Dataset rows describing interfaces
Segment Open

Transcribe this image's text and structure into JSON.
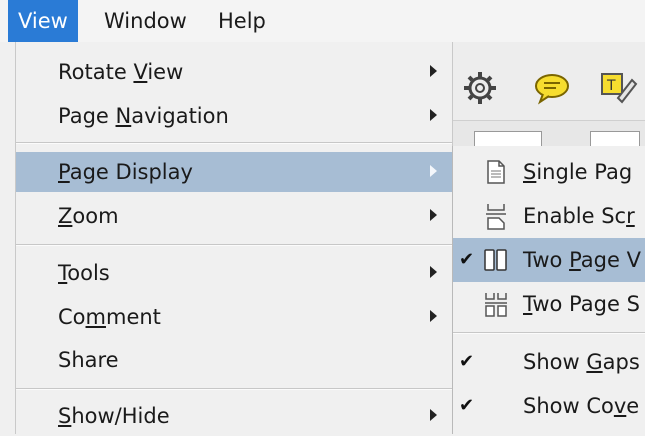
{
  "menubar": {
    "items": [
      "View",
      "Window",
      "Help"
    ],
    "active": "View"
  },
  "menu": {
    "items": [
      {
        "label_pre": "Rotate ",
        "mnemonic": "V",
        "label_post": "iew",
        "submenu": true
      },
      {
        "label_pre": "Page ",
        "mnemonic": "N",
        "label_post": "avigation",
        "submenu": true
      },
      {
        "label_pre": "",
        "mnemonic": "P",
        "label_post": "age Display",
        "submenu": true,
        "highlighted": true
      },
      {
        "label_pre": "",
        "mnemonic": "Z",
        "label_post": "oom",
        "submenu": true
      },
      {
        "label_pre": "",
        "mnemonic": "T",
        "label_post": "ools",
        "submenu": true
      },
      {
        "label_pre": "Co",
        "mnemonic": "m",
        "label_post": "ment",
        "submenu": true
      },
      {
        "label_pre": "Share",
        "mnemonic": "",
        "label_post": "",
        "submenu": false
      },
      {
        "label_pre": "",
        "mnemonic": "S",
        "label_post": "how/Hide",
        "submenu": true
      }
    ]
  },
  "submenu": {
    "items": [
      {
        "label_pre": "",
        "mnemonic": "S",
        "label_post": "ingle Pag",
        "icon": "single-page-icon",
        "checked": false
      },
      {
        "label_pre": "Enable Sc",
        "mnemonic": "r",
        "label_post": "",
        "icon": "enable-scrolling-icon",
        "checked": false
      },
      {
        "label_pre": "Two ",
        "mnemonic": "P",
        "label_post": "age V",
        "icon": "two-page-view-icon",
        "checked": true,
        "highlighted": true
      },
      {
        "label_pre": "",
        "mnemonic": "T",
        "label_post": "wo Page S",
        "icon": "two-page-scrolling-icon",
        "checked": false
      },
      {
        "label_pre": "Show ",
        "mnemonic": "G",
        "label_post": "aps",
        "icon": "",
        "checked": true
      },
      {
        "label_pre": "Show Co",
        "mnemonic": "v",
        "label_post": "e",
        "icon": "",
        "checked": true
      }
    ]
  },
  "colors": {
    "active_menubar": "#2a7bd6",
    "highlight": "#a7bdd4",
    "menu_bg": "#f0f0f0"
  },
  "toolbar_icons": [
    "gear-icon",
    "comment-icon",
    "highlight-text-icon"
  ]
}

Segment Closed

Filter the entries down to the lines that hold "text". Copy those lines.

- _Your solution_
Transcribe this image's text and structure into JSON.
    "highlight-text-icon"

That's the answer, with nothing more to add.